Excellent examples for PR campaigns of recent years include the case of the moth species Neopalpa donaldtrumpi, published in January, 2017, which was named by Dr Vazrick Nazari after then US President-elect Donald Trump. According to the data provided by Altmetric, which records any mention of the article's DOI link across a myriad of sources, the study triggered as many as 964 tweets, made 124 headlines on international media, including The Washington Post, FOX News, CNN, BBC News, The Independent, The Huffington Post, Ria.RU, Gazeta.RU, Wired (Italy), Le Figaro, Die Welt, Spiegel, National Geographic Australia, The Japan Times and The Hindustan Times. In addition, Dr Vazrick Nazari got the chance to talk about his discovery on BBC Radio 5.

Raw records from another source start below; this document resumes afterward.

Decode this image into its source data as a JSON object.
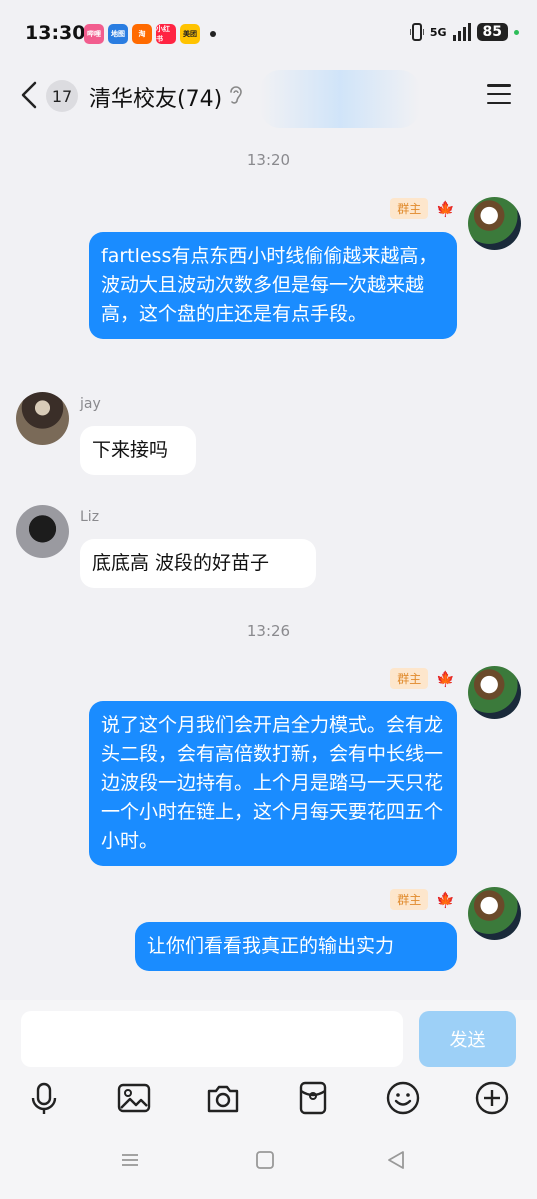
{
  "status_bar": {
    "time": "13:30",
    "app_icons": [
      {
        "name": "bilibili-icon",
        "label": "哔哩",
        "color": "#f25d8e"
      },
      {
        "name": "maps-icon",
        "label": "地图",
        "color": "#2a7de1"
      },
      {
        "name": "taobao-icon",
        "label": "淘",
        "color": "#ff6a00"
      },
      {
        "name": "xiaohongshu-icon",
        "label": "小红书",
        "color": "#ff2442"
      },
      {
        "name": "meituan-icon",
        "label": "美团",
        "color": "#ffc300"
      }
    ],
    "network": "5G",
    "battery": "85"
  },
  "header": {
    "unread_count": "17",
    "title": "清华校友(74)"
  },
  "messages": [
    {
      "type": "timestamp",
      "text": "13:20"
    },
    {
      "type": "outgoing",
      "sender_role": "群主",
      "text": "fartless有点东西小时线偷偷越来越高，波动大且波动次数多但是每一次越来越高，这个盘的庄还是有点手段。"
    },
    {
      "type": "incoming",
      "sender": "jay",
      "text": "下来接吗"
    },
    {
      "type": "incoming",
      "sender": "Liz",
      "text": "底底高 波段的好苗子"
    },
    {
      "type": "timestamp",
      "text": "13:26"
    },
    {
      "type": "outgoing",
      "sender_role": "群主",
      "text": "说了这个月我们会开启全力模式。会有龙头二段，会有高倍数打新，会有中长线一边波段一边持有。上个月是踏马一天只花一个小时在链上，这个月每天要花四五个小时。"
    },
    {
      "type": "outgoing",
      "sender_role": "群主",
      "text": "让你们看看我真正的输出实力"
    }
  ],
  "input": {
    "placeholder": "",
    "send_label": "发送"
  },
  "toolbar": [
    "mic-icon",
    "image-icon",
    "camera-icon",
    "red-packet-icon",
    "emoji-icon",
    "add-icon"
  ],
  "colors": {
    "bubble_out": "#1a8cff",
    "bubble_in": "#ffffff",
    "send_disabled": "#9dd0f7",
    "role_badge_bg": "#fde6cc",
    "role_badge_text": "#e08a2c"
  }
}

Then, there is the ant species Colobopsis explodens: an exploding ant which tears its own body apart, thus releasing a sticky toxic liquid in order to defend its colony against intruders. Apart from provoking witty headlines, such as The Guardian's: "T-ant-T: meet the exploding ants of Borneo", the research paper describing the 'selfless' insect was also tweeted 57 times. In fact, the 'tweeps' even came up with a special hashtag (#ExplodingAnts) to further enkindle discussions and engagements over the social media platform. A podcast with lead author Alice Laciny, showing the new species 'exploding' when confronted with a larger ant, was made available on BBC News. Unsurprisingly, the press release issued via the global news service EurekAlert! has been viewed 61,744 times.
Another widely publicised arthropod is the Johnny Cash tarantula, Aphonopelma johnnycashi – a large black species which had somehow remained unnoticed at the very heart of the USA. Discovered in California near Folsom Prison – a place best known from Cash's song "Folsom Prison Blues", it did not take long for discoverer Dr Chris Hamilton to think of the artist, apparently nicknamed the 'Man in Black'. In addition to a myriad of appearances in the top-tier media, the arachnid showed up live on Sky News in the hands of its humorous discoverer, while he was interviewed via Skype.
"These ten years of ZooKeys have been a remarkable science and publishing journey binding foundational taxonomy with advance publishing technology and data distribution interwoven with ecology, molecular biology, genomics, evolutionary biology, paleontology, behavioral science, and bioinformatics, combined with an enthusiastic and building mass media following," says Editor-in-Chief Dr Terry Erwin.
"In so doing, ZooKeys has become a magnet for authors wanting to tell their exciting natural history stories (many of which are truly astounding) in a technologically cutting-edge journal. I am absolutely thrilled to be part of it," he adds.